Among the entries below, find the lines with "proyecto" and copy them.

Exercise inputs: Begin

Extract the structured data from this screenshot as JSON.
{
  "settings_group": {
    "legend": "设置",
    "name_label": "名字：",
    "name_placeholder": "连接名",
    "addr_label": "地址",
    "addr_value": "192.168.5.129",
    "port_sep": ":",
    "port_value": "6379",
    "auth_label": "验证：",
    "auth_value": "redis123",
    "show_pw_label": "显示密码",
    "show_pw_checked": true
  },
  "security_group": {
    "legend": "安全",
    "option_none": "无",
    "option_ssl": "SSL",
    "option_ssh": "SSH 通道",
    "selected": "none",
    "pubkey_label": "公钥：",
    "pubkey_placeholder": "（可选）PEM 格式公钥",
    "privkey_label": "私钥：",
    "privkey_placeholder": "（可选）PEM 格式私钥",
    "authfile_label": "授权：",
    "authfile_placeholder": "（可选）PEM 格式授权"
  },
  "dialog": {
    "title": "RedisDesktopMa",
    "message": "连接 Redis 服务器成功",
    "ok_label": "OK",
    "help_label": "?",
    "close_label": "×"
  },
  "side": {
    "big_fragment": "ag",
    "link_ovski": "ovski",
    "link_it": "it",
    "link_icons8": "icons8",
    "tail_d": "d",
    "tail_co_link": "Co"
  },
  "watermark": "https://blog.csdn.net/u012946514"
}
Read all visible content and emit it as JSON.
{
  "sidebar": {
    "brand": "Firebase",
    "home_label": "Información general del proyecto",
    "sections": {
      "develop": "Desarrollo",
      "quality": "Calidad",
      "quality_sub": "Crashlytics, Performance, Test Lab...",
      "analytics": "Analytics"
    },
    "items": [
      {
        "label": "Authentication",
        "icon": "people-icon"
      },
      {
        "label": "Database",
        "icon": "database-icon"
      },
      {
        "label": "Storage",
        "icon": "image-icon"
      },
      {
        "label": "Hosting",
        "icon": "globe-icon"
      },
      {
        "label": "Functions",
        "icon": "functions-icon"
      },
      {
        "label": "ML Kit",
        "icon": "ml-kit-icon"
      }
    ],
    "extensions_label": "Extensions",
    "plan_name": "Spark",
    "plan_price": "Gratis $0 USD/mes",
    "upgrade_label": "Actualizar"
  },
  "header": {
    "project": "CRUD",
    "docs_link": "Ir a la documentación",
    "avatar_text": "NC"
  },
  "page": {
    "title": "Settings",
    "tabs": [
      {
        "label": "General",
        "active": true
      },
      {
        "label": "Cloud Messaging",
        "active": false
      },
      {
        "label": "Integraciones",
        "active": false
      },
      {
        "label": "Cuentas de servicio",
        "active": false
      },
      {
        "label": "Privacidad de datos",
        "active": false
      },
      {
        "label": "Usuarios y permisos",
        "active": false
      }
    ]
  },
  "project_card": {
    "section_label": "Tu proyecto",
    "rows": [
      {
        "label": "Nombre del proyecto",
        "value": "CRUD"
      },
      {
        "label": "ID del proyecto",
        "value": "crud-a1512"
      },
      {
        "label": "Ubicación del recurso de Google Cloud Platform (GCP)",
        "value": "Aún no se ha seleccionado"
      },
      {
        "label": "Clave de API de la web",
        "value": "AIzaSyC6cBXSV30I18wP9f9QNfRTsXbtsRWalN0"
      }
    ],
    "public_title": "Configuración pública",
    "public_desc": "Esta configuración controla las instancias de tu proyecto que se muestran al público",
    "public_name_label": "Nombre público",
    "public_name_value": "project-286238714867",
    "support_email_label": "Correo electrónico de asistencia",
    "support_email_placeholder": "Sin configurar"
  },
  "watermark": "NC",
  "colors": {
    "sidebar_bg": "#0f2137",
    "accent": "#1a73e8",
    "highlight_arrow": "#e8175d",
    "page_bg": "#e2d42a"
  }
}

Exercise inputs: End

Task output
    "home_label": "Información general del proyecto",
    "section_label": "Tu proyecto",
        "label": "Nombre del proyecto",
        "label": "ID del proyecto",
    "public_desc": "Esta configuración controla las instancias de tu proyecto que se muestran al público",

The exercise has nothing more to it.